Save room for homemade fudge, mints, taffy and other sweets at Robitaille’s Fine Candies (900 Linden Ave.; 805-684-9340; www.robitaillescandies.com).
The Palms (701 Linden Ave.; 805-684-3811; www.thepalmscarpinteria.com) is a good choice for dinner, with the unique option to grill your own meat, chicken and seafood – or let the chef prepare your meal. Established in 1910, The Palms is a family-friendly Carpinteria staple known for good meals, signature cocktails and live music.
Carpinteria Shores (4979 Sandyland Rd.; 800-964-8540; www.carpinteriashores.com) rents two-bedroom, one-bath oceanfront condos with balconies or patios with views of the Pacific. A three-night stay is $300-$500 per night, while weeklong rates run $1,500-$1,800. Or consider the corner beach house on Sandyland and Ash avenues (www.vrbo.com/1254) that’s been in the same family for 40 years. The three-bedroom, two-bath house rents for $1,800-$2,500 per week.
Beach camping is popular at Carpinteria State Beach (on Highway 224 off the 101 Freeway, 800-444-7275; www.parks.ca.gov), which has four campground loops with tables and fire rings from $45 per night. Walk to tide pools to see starfish, sea anemones, crabs, snails, octopuses and sea urchins.
You’ll probably notice many people bike riding. It’s how locals get around. Bring your own or rent bikes at Rincon Cycles (5100 Carpinteria Ave.; 805-684-9466; www.rinconcycles.com).
Carpinteria is also ideal for exploring on foot. Go on a family hike along a scenic trail that starts at Carpinteria Bluffs (at Bailard Avenue), continues through the campgrounds, crosses Linden Avenue (a nice lunch stop) and ends at the Carpinteria Salt Marsh Nature Park (Sandyland and Ash avenues).
Carpinteria’s beaches (considered among the country’s safest) have small waves just the right size for boogie-boarding, surfing, standup paddling and kayaking. The city beach at Sandyland and Ash avenues has free parking, restrooms and outdoor showers. The beach at the end of Linden Avenue is a few sandy steps from restaurants, shops and the Tomol Interpretive Play Area. Designed as a Chumash village, the playground is an excellent place to dole out area history to kids as they climb and slide on structures replicating a tomol boat, native huts and more.

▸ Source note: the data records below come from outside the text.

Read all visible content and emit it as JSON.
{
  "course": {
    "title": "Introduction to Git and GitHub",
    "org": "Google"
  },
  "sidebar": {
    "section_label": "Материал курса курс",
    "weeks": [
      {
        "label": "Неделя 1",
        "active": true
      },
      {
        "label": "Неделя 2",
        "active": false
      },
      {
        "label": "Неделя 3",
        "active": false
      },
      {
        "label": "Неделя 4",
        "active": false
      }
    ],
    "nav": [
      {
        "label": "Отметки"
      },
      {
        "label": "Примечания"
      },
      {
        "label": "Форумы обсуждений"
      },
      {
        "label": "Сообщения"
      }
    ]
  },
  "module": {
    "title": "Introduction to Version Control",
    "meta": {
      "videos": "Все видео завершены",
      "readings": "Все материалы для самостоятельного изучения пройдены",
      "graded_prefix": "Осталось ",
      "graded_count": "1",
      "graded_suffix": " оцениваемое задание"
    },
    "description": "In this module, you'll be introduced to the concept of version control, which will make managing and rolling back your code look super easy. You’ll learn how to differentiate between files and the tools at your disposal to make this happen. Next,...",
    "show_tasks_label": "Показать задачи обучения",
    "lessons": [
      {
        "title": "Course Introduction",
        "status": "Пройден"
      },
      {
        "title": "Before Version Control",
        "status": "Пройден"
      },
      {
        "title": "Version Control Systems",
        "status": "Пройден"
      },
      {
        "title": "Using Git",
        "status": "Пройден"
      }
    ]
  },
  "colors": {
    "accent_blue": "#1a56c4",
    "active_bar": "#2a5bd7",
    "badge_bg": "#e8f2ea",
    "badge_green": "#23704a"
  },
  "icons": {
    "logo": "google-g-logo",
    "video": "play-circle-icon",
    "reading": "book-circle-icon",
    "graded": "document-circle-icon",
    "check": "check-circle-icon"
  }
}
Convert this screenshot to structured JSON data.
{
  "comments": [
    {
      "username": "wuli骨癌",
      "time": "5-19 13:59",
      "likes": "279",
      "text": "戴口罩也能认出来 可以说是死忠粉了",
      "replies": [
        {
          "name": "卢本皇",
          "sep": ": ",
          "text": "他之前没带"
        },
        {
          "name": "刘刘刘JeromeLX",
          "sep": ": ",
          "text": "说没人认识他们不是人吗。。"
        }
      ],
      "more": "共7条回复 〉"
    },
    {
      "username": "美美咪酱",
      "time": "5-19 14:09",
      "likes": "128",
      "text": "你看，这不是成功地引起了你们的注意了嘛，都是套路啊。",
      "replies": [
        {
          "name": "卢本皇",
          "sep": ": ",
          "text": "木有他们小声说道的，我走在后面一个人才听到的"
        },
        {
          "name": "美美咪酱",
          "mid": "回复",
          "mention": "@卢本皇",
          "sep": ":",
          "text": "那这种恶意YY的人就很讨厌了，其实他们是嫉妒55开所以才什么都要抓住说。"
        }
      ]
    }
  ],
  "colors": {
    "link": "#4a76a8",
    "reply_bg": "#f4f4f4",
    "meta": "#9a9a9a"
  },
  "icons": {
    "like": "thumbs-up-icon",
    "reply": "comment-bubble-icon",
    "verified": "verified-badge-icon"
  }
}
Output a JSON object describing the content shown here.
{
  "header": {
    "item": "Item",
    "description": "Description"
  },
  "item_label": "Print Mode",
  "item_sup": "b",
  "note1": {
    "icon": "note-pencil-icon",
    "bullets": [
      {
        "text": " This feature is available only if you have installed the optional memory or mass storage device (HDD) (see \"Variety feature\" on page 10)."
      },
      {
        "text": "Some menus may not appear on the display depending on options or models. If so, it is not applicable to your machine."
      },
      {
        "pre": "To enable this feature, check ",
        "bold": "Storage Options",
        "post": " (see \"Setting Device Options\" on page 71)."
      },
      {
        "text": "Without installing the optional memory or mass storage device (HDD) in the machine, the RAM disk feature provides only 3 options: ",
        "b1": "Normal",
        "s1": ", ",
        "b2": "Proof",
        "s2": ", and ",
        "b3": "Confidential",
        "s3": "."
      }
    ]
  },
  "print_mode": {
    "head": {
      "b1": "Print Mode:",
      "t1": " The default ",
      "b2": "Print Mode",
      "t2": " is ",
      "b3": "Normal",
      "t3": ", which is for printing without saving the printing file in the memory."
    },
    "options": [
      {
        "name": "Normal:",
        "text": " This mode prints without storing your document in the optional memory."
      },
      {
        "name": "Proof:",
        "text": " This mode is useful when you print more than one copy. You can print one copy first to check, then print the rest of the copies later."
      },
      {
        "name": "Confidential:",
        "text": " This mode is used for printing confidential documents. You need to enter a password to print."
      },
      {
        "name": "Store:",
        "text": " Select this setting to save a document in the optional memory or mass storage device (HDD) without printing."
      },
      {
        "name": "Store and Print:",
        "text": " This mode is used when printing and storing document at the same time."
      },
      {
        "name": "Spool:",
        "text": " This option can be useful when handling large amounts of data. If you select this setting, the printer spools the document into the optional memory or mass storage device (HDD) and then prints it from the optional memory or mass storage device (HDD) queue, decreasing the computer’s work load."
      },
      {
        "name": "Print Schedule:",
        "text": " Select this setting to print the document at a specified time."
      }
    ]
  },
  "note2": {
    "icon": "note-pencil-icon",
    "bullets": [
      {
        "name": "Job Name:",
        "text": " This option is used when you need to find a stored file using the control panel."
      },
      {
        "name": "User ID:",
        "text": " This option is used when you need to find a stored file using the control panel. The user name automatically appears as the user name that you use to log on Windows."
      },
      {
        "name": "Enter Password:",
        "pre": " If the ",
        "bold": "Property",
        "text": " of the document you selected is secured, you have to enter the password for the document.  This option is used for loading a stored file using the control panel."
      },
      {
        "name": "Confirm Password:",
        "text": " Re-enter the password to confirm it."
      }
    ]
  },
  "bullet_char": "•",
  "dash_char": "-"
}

Let’s Go columnist Mimi Slawoff is a mother of three of who writes about family fun.